Honestly, I figured I’d receive a minute of his time and believe me I would’ve been more than happy with that. I only wanted to thank this man for his contribution to my project. But to my surprise, while the other dozen or so people with backstage passes where slowly filing out after having received all their pics/hugs/handshakes/autographs, Luke pulled me aside and said, “Hey man, come hang with us.”
Next thing I know, I’m chilling in Luke’s dressing room and came to realize that “us” meant the man himself, former Tom Petty drummer and R&RHOF inductee Stan Lynch, electronics wizard Bob Bradshaw of Bradshaw Electronics (both good friends of Luke’s who came to the show as his guests), as well as Toto members Tony and Simon. That’s an amazing amount of musical muscle for one mere dressing room.

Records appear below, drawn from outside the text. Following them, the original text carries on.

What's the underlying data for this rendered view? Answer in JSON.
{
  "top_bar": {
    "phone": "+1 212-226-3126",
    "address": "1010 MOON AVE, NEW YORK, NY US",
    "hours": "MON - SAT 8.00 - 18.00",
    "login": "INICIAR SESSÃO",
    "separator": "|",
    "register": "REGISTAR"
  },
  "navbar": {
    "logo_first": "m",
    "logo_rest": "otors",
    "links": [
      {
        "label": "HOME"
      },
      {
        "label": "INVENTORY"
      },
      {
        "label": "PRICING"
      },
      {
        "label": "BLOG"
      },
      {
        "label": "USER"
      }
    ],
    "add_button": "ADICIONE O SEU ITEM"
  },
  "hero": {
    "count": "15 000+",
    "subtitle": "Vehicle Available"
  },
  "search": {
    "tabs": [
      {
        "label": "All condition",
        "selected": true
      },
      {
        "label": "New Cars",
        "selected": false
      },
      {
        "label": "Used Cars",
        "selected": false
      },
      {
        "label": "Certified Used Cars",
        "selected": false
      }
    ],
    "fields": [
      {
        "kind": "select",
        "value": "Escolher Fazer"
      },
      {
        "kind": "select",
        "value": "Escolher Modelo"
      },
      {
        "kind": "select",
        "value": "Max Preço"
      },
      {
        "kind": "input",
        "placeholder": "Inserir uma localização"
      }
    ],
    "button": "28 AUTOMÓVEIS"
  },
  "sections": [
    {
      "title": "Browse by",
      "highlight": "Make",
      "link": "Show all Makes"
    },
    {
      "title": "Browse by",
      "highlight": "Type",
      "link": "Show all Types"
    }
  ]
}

But you wanna talk about lack of ego? It must be contagious because all of these cats where extremely warm and gracious. You just met them and you felt like you somehow know them. Each and every one is a truly down to Earth, humble guy. As the JD flowed and cold pizza was being scarfed down, you simply couldn’t ask for a nicer group of guys to hang out and talk music with.
After a while his manager Sonny came back around and asked if I was alright. He wanted to make sure everything had gone smoothly as far as the ticket/pass was concerned. I assured him I’d been treated quite well. Sonny’s great. The next couple of hours were everything you could hope for. Nothing too crazy, just loads of fun and a lot of laughs. Sunrise Musical Theatre Executive Director Dave Jenkins even came back to hang as well. Add another cool, classy guy to the list. He deserves credit for having the good taste to bring Luke and the boys back to Florida for the first time since the early 80s!
Meeting someone like Luke makes you realize there are still a few genuine, classy people within the industry. He’s one of the good guys, a man who speaks about his family with as much love and passion as he speaks about his music. As if I needed any more proof, I was able to observe him interacting with several more Toto fans as me, Luke, Stan and a few of the others exited the building together.
Apparently this group of fans had gathered outside and stuck around waiting for Luke, specifically. Sure enough, he stopped for them and proceeded to chat it up. More pics were taken and even more autographs were signed. He literally had to be physically removed and dragged into the awaiting van. But not until he’d given each and every fan their moment. It was great. That’s how you know it’s real. There were no cameras around or none of that kind of bullshit. He is the real deal.
Before getting in the van he even thanked the officer who’d escorted us out and jokingly stated he wanted to come back and become a cop himself! Then, right before he hopped into the van he hugged me and bellowed, “Remember Abel, the circle of trust!”
I smiled and nodded. DeNiro would be proud.
Much love and respect to Luke, Sonny, Stan, Bob, Dave, the rest of the band and crew. You guys were terrific and I sincerely hope we get the chance to do it again sometime. To borrow a phrase from Luke, it was a groove.
Stevelukather.com, November 13th 2006